This is where the Bradford Hill criteria of causation comes in. They essentially say that temporality — the fact that an outcome comes after an exposure (in this case, an adverse event comes after a vaccine) — isn’t sufficient to prove causality, for the same reason that wearing a yellow T-shirt a few hours before the sun comes out doesn’t mean your T-shirt caused sunshine. We need more.
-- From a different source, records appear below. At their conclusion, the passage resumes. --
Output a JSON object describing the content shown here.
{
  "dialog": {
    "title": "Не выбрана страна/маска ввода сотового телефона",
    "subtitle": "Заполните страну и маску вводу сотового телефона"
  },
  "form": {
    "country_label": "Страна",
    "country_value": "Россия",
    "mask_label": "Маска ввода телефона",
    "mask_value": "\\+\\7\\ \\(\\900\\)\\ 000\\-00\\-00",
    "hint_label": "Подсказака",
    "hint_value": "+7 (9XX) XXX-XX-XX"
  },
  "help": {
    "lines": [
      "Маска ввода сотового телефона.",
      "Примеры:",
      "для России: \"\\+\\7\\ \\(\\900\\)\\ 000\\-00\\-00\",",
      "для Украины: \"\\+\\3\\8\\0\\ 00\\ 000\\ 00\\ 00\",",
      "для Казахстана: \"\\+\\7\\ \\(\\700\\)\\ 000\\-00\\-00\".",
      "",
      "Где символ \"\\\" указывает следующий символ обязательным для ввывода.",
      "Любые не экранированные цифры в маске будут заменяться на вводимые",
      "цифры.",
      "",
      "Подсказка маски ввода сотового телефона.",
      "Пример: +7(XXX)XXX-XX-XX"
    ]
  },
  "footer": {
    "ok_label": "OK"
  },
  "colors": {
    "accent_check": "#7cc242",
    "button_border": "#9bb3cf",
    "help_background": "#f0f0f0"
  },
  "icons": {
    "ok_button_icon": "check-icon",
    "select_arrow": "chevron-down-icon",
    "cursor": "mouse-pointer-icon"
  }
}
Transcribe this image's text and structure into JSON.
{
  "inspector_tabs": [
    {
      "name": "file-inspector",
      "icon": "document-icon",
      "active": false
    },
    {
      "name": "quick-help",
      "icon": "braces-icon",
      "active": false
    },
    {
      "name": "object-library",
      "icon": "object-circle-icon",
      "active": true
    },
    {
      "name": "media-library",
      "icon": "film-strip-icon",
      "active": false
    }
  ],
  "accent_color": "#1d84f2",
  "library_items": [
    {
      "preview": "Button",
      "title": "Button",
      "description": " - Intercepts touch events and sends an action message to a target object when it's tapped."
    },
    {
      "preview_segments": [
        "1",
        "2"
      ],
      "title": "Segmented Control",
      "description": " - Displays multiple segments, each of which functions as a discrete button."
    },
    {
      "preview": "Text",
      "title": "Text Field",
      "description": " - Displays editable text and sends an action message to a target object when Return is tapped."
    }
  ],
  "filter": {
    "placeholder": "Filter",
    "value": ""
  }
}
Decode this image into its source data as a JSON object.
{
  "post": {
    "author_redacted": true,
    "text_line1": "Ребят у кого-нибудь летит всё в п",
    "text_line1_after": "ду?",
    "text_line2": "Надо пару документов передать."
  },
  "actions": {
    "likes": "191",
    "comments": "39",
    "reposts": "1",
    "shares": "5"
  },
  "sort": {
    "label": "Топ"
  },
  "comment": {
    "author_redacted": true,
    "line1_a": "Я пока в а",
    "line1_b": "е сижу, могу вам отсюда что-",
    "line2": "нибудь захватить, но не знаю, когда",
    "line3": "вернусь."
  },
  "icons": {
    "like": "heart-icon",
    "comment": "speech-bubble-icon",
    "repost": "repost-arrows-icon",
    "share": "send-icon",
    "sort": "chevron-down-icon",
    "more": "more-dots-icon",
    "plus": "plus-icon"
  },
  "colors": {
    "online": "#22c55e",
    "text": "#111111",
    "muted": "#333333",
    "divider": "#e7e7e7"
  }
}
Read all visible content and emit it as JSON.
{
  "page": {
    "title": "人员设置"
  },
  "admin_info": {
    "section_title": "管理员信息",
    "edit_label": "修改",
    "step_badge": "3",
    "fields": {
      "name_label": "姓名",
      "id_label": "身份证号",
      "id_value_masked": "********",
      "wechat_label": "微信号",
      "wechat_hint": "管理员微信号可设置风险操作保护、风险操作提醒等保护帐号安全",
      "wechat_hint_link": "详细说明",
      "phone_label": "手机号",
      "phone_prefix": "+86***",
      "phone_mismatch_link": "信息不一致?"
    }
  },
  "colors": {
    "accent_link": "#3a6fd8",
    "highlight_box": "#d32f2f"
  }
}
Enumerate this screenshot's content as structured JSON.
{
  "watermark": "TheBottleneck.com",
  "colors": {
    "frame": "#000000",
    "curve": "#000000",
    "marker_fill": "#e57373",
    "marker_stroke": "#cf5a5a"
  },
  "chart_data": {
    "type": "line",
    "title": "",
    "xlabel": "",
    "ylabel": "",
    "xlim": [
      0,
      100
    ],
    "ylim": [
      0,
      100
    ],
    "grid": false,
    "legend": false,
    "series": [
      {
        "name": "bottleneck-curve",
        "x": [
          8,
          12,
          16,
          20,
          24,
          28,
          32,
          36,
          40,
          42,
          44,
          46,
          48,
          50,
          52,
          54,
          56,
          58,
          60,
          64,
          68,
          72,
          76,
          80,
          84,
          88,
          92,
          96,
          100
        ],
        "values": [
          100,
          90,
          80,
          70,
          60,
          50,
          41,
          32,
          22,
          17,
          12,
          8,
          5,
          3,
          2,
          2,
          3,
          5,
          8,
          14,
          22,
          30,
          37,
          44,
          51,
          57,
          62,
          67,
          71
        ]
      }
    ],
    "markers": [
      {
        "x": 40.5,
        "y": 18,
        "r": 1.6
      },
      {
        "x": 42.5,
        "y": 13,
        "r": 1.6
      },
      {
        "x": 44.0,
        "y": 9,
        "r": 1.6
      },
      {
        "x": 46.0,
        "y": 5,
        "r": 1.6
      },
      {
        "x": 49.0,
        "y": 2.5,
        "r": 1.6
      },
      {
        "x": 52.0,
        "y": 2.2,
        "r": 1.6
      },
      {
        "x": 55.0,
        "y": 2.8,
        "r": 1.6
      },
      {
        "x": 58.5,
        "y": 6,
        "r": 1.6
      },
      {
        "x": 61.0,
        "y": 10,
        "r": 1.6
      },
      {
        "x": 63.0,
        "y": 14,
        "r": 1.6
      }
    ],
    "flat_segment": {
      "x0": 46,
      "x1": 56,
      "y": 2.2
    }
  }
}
Specifically, a biological gradient and plausibility: A biological explanation for the cause, much like we know that smoking causes lung cancer because the elements in cigarette smoke are known to be carcinogenic (even in a lab, they can cause mutations in lung cells that result in cancer).
5. Putting it all together — three key questions
Now that you’re an expert in clotting and causality, we can ask three crucial questions.
The first is whether the incidence of blood clots is statistically significantly higher among those that received the AstraZeneca vaccine compared to those that received no vaccine or another vaccine. (Statistically significant means that it’s unlikely to be due to chance.) Here’s the easiest way to think of it: In a random sample of 1,000 individuals, half of whom received the AstraZeneca vaccine and half of whom received another vaccine or no vaccine, does the AstraZeneca group show a statistically significant increased incidence of DVT, PE, or CVST? When testing a large number of rare events, the Bonferroni correction must also be applied to avoid the erroneous finding of statistical significance when testing several things, which apparently was missing from the EMA’s initial work.
The second is whether the dip in platelets observed in people who got the AstraZeneca vaccine is different from what is seen with other vaccines and viruses. Viruses, in general, can sometimes cause temporary dips in platelets (known as thrombocytopenia), and vaccines that are made from inert viruses may also do this. Though they usually cause a mild decrease in platelets, a severe decrease can be concerning and can cause a paradoxical overactivation of platelets, which can cause clots.
The third is whether there is a component in the AstraZeneca vaccine that would impact the coagulation cascade, specifically the hypercoagulability element of Virchow’s triad. This seems unlikely as most vaccine adjuvants (which boost the “immunogenicity”) and stabilizers are inert, meaning they don’t have medicinal or biological impacts. Alternatively, finding other biological mechanisms to explain the body’s abnormal response to the vaccine is also possible.
In summary, it’s unlikely that the clotting issues discovered by active surveillance are caused by the vaccine. However, it’s understandable why some countries are pausing vaccine administration until the above three questions, and possibly others, are answered.
The WHO continues to back the vaccine, while the EMA simply wants to add a warning, and countries like Canada are considering updating its guidance. The crucial thing to understand is that in a battle of risks, the harm from halting a vaccine campaign aimed at putting a stop to a deadly pandemic, which has a risk of mortality and long-term complications, appears to be much higher than the risk of blood clots.